Despite the recent fall in prices, Mr Rowe predicted a positive outlook on the back of stable demand for both commodities.
Speaking at the DAFWA Agribusiness Sheep Updates last week, Mr Rowe said up until the recent European financial turmoil, wool had been travelling quite well.
"The price of wool increased from 990 cents a kilogram in 2010, to peak at over 1500c/kg around the start of 2011," he said.
"This shows the confidence in the commodity coming out of the global financial crisis."
Mr Rowe said wool prices were looking good until about July last year, when the concern over the European banking crisis became worse and people became worried Europe would fall over.
"As this went on wool demand declined," he said.
Although demand for wool has decreased, he said there was still demand coming from the US and an emerging consumer group in China, which were strong underlying factors for wool prices to increase and stay up in the future.
Mr Rowe predicted Australia to produce slightly more wool in 2012/13.
He also predicted New Zealand and China to produce less, and for amounts in UK and India to remain stable.
"None of the competing wool growing countries are increasing their sheep flocks," he said.
"Global demand has come off a little, but the other markets in terms of China, USA and India are looking positive.
"It's important to remember one of wool's key markets has tanked and the Western Market Indicator is at the 56th percentile of the five-year long term rolling average.
"With everything going on we're still above average.
"When things do turn around they could do so quite substantially, possibly back to prices that we saw in July last year."
For the sheep meat industry, Mr Rowe said the supply situation was similar to what was occurring with wool, as global sheep numbers remain unchanged.
He said there had been an alignment of sheep flock numbers from Organisation for Economic Co-operation and Development (OECD) countries, to developing countries.
"New Zealand, Western Europe, North America and parts of Asia, are all shrinking their sheep flocks, while countries like Eastern Europe and big parts of Africa are increasing numbers," he said.
Looking at where sheep meat is consumed provides reasons to be positive, Mr Rowe said as it was generally the India Ocean arc and into China, with US the biggest market.
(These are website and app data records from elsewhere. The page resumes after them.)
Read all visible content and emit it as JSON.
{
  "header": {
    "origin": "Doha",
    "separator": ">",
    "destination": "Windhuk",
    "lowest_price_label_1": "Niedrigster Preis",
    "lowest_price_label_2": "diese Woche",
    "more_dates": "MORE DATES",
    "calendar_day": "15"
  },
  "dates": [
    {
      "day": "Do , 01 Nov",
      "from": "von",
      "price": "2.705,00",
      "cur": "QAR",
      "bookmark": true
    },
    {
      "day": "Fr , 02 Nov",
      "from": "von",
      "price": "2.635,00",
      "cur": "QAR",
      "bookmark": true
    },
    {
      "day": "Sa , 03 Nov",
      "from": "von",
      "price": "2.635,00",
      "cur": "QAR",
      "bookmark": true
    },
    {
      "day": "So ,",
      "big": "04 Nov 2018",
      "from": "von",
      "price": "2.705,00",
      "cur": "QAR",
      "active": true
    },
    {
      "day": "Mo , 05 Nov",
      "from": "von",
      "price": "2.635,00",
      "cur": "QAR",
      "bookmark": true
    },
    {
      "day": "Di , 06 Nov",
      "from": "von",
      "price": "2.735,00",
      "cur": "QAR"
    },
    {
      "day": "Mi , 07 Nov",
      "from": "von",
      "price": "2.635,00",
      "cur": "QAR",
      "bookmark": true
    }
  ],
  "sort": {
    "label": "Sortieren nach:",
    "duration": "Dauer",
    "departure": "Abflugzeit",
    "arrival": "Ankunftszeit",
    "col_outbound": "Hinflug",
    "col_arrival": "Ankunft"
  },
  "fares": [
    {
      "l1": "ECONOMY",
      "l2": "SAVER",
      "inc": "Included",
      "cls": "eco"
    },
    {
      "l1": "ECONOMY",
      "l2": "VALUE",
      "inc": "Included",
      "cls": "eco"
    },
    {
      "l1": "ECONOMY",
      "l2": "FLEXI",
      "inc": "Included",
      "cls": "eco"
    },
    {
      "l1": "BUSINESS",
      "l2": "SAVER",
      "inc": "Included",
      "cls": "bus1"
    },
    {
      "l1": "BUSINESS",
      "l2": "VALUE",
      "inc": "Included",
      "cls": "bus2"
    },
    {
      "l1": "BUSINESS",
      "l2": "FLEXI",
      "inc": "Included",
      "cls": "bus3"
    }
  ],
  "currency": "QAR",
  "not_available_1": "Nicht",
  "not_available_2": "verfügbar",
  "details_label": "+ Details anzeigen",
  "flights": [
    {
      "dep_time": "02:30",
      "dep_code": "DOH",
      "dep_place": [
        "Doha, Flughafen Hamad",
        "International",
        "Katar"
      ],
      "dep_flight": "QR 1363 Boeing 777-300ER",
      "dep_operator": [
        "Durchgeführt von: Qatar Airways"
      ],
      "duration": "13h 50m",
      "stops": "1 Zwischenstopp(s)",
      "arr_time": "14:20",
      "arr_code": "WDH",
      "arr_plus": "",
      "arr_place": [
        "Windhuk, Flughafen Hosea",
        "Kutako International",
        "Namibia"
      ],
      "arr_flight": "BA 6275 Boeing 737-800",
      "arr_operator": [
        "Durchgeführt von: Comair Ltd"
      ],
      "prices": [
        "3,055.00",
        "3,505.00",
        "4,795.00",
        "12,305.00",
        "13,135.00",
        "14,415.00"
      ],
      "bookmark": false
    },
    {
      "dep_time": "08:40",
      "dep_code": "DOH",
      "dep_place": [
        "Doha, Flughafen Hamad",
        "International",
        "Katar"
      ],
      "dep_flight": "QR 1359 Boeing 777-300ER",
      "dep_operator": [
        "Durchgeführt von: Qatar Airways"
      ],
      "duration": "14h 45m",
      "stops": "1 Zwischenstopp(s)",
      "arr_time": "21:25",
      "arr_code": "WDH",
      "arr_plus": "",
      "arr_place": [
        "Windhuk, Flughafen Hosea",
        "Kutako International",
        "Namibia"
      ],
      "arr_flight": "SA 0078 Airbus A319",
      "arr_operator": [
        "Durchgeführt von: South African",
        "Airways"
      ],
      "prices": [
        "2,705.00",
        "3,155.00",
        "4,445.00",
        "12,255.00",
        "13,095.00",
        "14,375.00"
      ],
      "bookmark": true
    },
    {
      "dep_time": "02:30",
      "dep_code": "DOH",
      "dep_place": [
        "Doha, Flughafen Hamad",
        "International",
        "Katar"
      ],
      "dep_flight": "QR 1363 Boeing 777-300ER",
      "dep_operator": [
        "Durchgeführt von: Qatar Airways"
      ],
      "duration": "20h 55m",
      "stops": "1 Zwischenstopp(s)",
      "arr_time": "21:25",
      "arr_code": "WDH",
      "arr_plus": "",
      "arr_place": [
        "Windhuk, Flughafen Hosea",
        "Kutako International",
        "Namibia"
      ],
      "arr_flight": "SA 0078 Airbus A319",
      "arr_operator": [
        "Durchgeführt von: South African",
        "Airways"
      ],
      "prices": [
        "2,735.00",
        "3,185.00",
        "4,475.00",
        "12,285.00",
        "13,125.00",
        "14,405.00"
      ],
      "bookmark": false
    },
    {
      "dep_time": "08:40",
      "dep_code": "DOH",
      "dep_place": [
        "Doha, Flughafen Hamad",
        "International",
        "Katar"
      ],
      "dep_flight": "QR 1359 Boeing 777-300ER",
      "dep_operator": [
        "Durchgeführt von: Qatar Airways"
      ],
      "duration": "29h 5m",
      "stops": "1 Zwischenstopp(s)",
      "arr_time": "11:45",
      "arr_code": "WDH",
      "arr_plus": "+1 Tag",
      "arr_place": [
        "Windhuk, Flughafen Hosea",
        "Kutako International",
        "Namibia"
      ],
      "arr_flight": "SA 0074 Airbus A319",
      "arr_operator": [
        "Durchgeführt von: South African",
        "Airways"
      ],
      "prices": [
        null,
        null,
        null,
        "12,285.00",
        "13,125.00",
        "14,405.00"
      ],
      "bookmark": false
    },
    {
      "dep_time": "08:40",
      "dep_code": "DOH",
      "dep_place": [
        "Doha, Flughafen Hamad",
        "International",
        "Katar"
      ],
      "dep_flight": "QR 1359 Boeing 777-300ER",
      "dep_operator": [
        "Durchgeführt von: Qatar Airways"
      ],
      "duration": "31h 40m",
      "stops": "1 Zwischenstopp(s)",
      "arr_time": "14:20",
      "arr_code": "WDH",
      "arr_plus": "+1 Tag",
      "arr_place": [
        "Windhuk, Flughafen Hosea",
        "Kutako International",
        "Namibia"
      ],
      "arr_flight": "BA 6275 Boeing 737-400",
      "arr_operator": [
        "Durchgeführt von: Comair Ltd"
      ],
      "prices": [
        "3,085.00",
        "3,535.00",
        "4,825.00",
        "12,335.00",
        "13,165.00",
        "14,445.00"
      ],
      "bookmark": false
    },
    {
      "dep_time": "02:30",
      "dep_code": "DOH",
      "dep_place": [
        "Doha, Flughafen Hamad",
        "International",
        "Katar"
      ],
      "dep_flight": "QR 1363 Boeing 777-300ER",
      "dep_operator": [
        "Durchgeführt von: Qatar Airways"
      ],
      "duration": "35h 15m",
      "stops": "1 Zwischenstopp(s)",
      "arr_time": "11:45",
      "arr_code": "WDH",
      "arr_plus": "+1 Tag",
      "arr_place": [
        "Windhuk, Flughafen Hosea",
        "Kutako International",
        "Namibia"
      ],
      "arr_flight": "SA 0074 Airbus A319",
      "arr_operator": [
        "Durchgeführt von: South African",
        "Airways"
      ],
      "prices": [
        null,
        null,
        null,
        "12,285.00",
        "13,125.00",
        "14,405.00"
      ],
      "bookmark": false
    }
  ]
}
"As a market, the US is great because it's such a dominant player and consumption of sheep meat is still growing there," he said.
On top of that the US had run its sheep numbers down, so producers could expect increased export of processed meat out of Australia to the US.
The other positive about sheep meat was the diversity of key markets for live export, unlike the beef industry that has Indonesia as the major market, followed by a few small subsidiary markets.
"The underlying factor to add to the picture, is the global Growth Domestic Product (GDP) growth," Mr Rowe said.
"It's not occurring in the OECD countries, it's happening in the developing world and it's the developing world where the live sheep export markets exist.
"This shows there are good drivers for demand of sheep meat, with global supply constraints, so it implies markets for sheep will be positive in the medium term.
"While there are a few issues domestically, there are fundamental reasons to be positive about the industry."